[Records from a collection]
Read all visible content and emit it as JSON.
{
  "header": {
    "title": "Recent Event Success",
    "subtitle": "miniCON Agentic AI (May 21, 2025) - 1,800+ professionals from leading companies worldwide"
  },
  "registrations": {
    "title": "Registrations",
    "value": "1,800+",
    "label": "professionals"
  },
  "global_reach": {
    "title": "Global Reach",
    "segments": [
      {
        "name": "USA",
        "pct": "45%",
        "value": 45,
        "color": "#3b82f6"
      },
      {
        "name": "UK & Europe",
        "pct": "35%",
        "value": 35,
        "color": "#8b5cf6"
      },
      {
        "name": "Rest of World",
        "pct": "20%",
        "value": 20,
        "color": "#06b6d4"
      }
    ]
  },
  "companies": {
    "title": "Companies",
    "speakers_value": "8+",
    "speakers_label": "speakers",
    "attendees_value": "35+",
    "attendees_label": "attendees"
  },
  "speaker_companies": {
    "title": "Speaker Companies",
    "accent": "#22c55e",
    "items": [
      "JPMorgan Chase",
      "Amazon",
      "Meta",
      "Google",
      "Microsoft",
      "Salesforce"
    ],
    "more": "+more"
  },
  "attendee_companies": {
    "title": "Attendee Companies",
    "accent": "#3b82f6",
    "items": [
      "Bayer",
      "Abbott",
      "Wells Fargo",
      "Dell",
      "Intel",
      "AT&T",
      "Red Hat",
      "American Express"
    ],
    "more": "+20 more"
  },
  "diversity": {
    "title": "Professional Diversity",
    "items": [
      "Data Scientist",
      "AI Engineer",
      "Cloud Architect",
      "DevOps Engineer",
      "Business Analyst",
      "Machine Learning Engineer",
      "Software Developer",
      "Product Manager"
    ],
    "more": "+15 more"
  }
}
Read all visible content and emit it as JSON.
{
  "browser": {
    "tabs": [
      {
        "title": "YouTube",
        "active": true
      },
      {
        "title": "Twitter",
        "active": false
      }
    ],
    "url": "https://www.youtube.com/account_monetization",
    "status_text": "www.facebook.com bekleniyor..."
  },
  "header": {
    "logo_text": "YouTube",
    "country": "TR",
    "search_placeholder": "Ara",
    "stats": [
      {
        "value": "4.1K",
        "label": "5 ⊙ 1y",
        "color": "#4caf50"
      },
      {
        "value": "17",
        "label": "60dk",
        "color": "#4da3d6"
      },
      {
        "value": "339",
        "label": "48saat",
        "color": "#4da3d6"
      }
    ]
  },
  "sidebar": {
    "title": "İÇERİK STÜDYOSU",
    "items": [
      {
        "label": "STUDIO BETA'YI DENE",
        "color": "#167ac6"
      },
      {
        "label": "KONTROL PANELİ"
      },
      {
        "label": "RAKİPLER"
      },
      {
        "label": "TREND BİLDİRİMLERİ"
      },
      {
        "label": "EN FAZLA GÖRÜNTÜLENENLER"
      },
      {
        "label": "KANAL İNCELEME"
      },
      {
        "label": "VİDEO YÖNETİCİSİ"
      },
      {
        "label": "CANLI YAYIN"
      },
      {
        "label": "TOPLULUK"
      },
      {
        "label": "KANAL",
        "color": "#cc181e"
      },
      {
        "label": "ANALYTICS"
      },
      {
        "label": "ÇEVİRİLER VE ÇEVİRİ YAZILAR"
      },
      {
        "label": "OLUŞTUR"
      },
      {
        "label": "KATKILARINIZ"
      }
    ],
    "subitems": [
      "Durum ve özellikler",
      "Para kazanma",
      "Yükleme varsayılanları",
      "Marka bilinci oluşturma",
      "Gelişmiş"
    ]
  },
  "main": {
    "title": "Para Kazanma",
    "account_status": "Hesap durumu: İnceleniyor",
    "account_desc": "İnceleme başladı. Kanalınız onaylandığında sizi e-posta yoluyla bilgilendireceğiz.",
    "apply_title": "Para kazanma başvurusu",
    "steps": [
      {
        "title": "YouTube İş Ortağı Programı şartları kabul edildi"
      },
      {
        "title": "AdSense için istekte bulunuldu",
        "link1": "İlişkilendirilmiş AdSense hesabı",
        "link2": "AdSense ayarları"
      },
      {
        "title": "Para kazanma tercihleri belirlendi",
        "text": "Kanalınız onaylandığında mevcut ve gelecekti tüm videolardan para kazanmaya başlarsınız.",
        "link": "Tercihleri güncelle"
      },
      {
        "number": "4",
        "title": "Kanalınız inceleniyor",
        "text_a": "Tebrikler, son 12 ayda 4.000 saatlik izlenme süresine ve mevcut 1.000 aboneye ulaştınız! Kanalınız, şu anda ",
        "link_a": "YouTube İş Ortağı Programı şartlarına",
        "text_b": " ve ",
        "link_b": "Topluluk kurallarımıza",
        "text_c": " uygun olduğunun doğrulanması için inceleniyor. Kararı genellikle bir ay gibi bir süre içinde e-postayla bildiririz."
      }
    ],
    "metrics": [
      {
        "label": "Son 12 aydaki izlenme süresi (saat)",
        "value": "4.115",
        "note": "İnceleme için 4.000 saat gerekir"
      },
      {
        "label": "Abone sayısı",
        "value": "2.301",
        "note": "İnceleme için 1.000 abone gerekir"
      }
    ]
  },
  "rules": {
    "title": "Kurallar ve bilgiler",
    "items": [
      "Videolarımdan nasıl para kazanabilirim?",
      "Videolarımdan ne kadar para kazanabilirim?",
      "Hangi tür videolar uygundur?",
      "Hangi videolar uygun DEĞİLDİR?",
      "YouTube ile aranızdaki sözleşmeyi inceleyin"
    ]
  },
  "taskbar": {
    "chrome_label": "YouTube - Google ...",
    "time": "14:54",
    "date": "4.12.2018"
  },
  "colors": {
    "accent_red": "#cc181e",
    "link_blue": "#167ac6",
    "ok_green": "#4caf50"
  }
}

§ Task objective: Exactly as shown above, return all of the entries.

§ Result:
Read all visible content and emit it as JSON.
{
  "header": {
    "title": "Recent Event Success",
    "subtitle": "miniCON Agentic AI (May 21, 2025) - 1,800+ professionals from leading companies worldwide"
  },
  "registrations": {
    "title": "Registrations",
    "value": "1,800+",
    "label": "professionals"
  },
  "global_reach": {
    "title": "Global Reach",
    "segments": [
      {
        "name": "USA",
        "pct": "45%",
        "value": 45,
        "color": "#3b82f6"
      },
      {
        "name": "UK & Europe",
        "pct": "35%",
        "value": 35,
        "color": "#8b5cf6"
      },
      {
        "name": "Rest of World",
        "pct": "20%",
        "value": 20,
        "color": "#06b6d4"
      }
    ]
  },
  "companies": {
    "title": "Companies",
    "speakers_value": "8+",
    "speakers_label": "speakers",
    "attendees_value": "35+",
    "attendees_label": "attendees"
  },
  "speaker_companies": {
    "title": "Speaker Companies",
    "accent": "#22c55e",
    "items": [
      "JPMorgan Chase",
      "Amazon",
      "Meta",
      "Google",
      "Microsoft",
      "Salesforce"
    ],
    "more": "+more"
  },
  "attendee_companies": {
    "title": "Attendee Companies",
    "accent": "#3b82f6",
    "items": [
      "Bayer",
      "Abbott",
      "Wells Fargo",
      "Dell",
      "Intel",
      "AT&T",
      "Red Hat",
      "American Express"
    ],
    "more": "+20 more"
  },
  "diversity": {
    "title": "Professional Diversity",
    "items": [
      "Data Scientist",
      "AI Engineer",
      "Cloud Architect",
      "DevOps Engineer",
      "Business Analyst",
      "Machine Learning Engineer",
      "Software Developer",
      "Product Manager"
    ],
    "more": "+15 more"
  }
}
Read all visible content and emit it as JSON.
{
  "browser": {
    "tabs": [
      {
        "title": "YouTube",
        "active": true
      },
      {
        "title": "Twitter",
        "active": false
      }
    ],
    "url": "https://www.youtube.com/account_monetization",
    "status_text": "www.facebook.com bekleniyor..."
  },
  "header": {
    "logo_text": "YouTube",
    "country": "TR",
    "search_placeholder": "Ara",
    "stats": [
      {
        "value": "4.1K",
        "label": "5 ⊙ 1y",
        "color": "#4caf50"
      },
      {
        "value": "17",
        "label": "60dk",
        "color": "#4da3d6"
      },
      {
        "value": "339",
        "label": "48saat",
        "color": "#4da3d6"
      }
    ]
  },
  "sidebar": {
    "title": "İÇERİK STÜDYOSU",
    "items": [
      {
        "label": "STUDIO BETA'YI DENE",
        "color": "#167ac6"
      },
      {
        "label": "KONTROL PANELİ"
      },
      {
        "label": "RAKİPLER"
      },
      {
        "label": "TREND BİLDİRİMLERİ"
      },
      {
        "label": "EN FAZLA GÖRÜNTÜLENENLER"
      },
      {
        "label": "KANAL İNCELEME"
      },
      {
        "label": "VİDEO YÖNETİCİSİ"
      },
      {
        "label": "CANLI YAYIN"
      },
      {
        "label": "TOPLULUK"
      },
      {
        "label": "KANAL",
        "color": "#cc181e"
      },
      {
        "label": "ANALYTICS"
      },
      {
        "label": "ÇEVİRİLER VE ÇEVİRİ YAZILAR"
      },
      {
        "label": "OLUŞTUR"
      },
      {
        "label": "KATKILARINIZ"
      }
    ],
    "subitems": [
      "Durum ve özellikler",
      "Para kazanma",
      "Yükleme varsayılanları",
      "Marka bilinci oluşturma",
      "Gelişmiş"
    ]
  },
  "main": {
    "title": "Para Kazanma",
    "account_status": "Hesap durumu: İnceleniyor",
    "account_desc": "İnceleme başladı. Kanalınız onaylandığında sizi e-posta yoluyla bilgilendireceğiz.",
    "apply_title": "Para kazanma başvurusu",
    "steps": [
      {
        "title": "YouTube İş Ortağı Programı şartları kabul edildi"
      },
      {
        "title": "AdSense için istekte bulunuldu",
        "link1": "İlişkilendirilmiş AdSense hesabı",
        "link2": "AdSense ayarları"
      },
      {
        "title": "Para kazanma tercihleri belirlendi",
        "text": "Kanalınız onaylandığında mevcut ve gelecekti tüm videolardan para kazanmaya başlarsınız.",
        "link": "Tercihleri güncelle"
      },
      {
        "number": "4",
        "title": "Kanalınız inceleniyor",
        "text_a": "Tebrikler, son 12 ayda 4.000 saatlik izlenme süresine ve mevcut 1.000 aboneye ulaştınız! Kanalınız, şu anda ",
        "link_a": "YouTube İş Ortağı Programı şartlarına",
        "text_b": " ve ",
        "link_b": "Topluluk kurallarımıza",
        "text_c": " uygun olduğunun doğrulanması için inceleniyor. Kararı genellikle bir ay gibi bir süre içinde e-postayla bildiririz."
      }
    ],
    "metrics": [
      {
        "label": "Son 12 aydaki izlenme süresi (saat)",
        "value": "4.115",
        "note": "İnceleme için 4.000 saat gerekir"
      },
      {
        "label": "Abone sayısı",
        "value": "2.301",
        "note": "İnceleme için 1.000 abone gerekir"
      }
    ]
  },
  "rules": {
    "title": "Kurallar ve bilgiler",
    "items": [
      "Videolarımdan nasıl para kazanabilirim?",
      "Videolarımdan ne kadar para kazanabilirim?",
      "Hangi tür videolar uygundur?",
      "Hangi videolar uygun DEĞİLDİR?",
      "YouTube ile aranızdaki sözleşmeyi inceleyin"
    ]
  },
  "taskbar": {
    "chrome_label": "YouTube - Google ...",
    "time": "14:54",
    "date": "4.12.2018"
  },
  "colors": {
    "accent_red": "#cc181e",
    "link_blue": "#167ac6",
    "ok_green": "#4caf50"
  }
}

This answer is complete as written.